I am very excited to hear this book is being adapted into a Young Reader’s Edition; I think my daughter would find it fascinating and touching. Rebecca Skloot’s website is wonderful, with lots of resources for teachers and students, including more photos, audio clips from Rebecca’s interview tapes, information about her writing process, video of HeLa cells dividing, and more.

Everyone I know who’s read this book feels the same way I did: Read it!

Friday, February 03, 2012

Book #4: Thirteen Reasons Why (+ Dear Bully)

Since it's Poetry Friday, I’m going to start this post off with a little poem from this young adult novel:

If my love were an ocean,
there would be no more land.
If my love were a desert,
you would see only sand.
If my love were a star –
late at night, only light,
And if my love could grow wings,
I’d be soaring in flight.

This book really touched my daughter.  We both read it for the teen book group I co-lead at our neighborhood library, and I'm really looking forward to hearing what everyone has to say about Thirteen Reasons Why when we meet this weekend.  It's a difficult read, telling the story of Hannah Baker, in her own words.  It's the story of why she committed suicide.

Skye is only twelve, and so I wondered how she’d handle reading about such a painful topic. She read it on her own, and we discussed it every day or two. She was usually a little ahead of me in the story, and she’d tell me a bit of what was coming up (being careful to ask if I minded spoilers.) One day, she said, “Hannah wrote this beautiful poem, Mom. Want me to say it for you?” And she recited the poem above – she’d memorized it. It was lovely to hear it in her voice! She admired Hannah’s ability to describe a great big love, as well as her talent with rhyme and rhythm. She found the poem to be both happy and sad, expressing a bittersweet feeling.  In the book, Hannah makes fun of her poem a bit, but I love its innocence and pure beauty, and I love that my daughter saw that, too.

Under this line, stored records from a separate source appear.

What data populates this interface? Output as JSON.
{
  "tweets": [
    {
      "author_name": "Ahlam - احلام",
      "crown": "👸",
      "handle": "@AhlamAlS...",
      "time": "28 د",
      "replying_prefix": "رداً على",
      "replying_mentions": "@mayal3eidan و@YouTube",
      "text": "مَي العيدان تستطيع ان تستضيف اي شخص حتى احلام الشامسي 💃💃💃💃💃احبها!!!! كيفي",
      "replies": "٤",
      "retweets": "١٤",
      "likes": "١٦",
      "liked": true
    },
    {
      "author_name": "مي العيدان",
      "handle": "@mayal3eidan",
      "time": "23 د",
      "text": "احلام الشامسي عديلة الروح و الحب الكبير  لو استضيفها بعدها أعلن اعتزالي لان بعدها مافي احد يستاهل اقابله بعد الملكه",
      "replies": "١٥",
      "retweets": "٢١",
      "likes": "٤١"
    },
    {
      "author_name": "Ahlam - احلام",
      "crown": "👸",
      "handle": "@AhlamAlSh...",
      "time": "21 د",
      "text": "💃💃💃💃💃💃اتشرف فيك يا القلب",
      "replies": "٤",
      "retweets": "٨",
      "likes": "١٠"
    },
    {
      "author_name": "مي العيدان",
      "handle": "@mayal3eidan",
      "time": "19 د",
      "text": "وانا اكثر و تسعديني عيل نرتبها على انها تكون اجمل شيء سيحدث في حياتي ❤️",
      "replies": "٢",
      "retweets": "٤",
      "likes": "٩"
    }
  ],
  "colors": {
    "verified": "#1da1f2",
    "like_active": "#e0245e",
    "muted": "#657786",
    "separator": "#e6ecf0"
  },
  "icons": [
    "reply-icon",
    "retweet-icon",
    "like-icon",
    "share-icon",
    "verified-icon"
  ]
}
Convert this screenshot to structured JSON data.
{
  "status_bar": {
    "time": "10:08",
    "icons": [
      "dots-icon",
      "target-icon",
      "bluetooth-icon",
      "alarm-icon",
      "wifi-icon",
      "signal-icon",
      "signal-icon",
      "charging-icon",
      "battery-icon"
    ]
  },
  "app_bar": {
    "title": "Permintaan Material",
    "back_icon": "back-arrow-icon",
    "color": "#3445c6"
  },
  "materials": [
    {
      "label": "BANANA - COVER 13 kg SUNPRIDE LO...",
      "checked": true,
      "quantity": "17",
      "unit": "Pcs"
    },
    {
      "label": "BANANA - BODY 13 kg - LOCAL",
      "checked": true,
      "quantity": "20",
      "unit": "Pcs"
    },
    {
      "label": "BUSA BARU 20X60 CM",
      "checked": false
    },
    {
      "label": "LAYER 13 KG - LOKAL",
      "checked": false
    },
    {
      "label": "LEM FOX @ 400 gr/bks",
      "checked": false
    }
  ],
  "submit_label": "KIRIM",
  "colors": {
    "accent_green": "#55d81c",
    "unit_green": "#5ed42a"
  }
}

After reading this book, I requested Dear Bully from the library, which I had heard about on on Lee Wind’s blog. It’s a book of stories, poems, and essays about bullying, written by 70 young adult authors. They describe their own experiences and observations, as well as their hopes and dreams. Some are from the point of view of the victim, and others describe what it’s like to be the bully. Still more discuss being someone on the sidelines, watching the bullying, unsure of what to do about it.

Skye loves this one, also. She hasn’t come to any finite conclusions about bullying because of it – she’s still baffled by and angry with those who do it, and confused about how we can stop it. But both Dear Bully and Thirteen Reasons Why have certainly provided lots of opportunities for discussion between us. I think both books encourage and empower kids to speak out about bullying they experience or observe, and know that they aren’t alone in their feelings.  I think it's also a great book for adults to read.

A huge thank you to Jay Asher, author of Thirteen Reasons Why, and Megan Kelley Hall and Carrie Jones, editors of Dear Bully, for taking on these important topics to help our teens. Be sure to visit their websites – click on their names for the links – as there are some wonderful things there.

And for more poetry this Friday, head over to Karissa’s blog, The Iris Chronicles.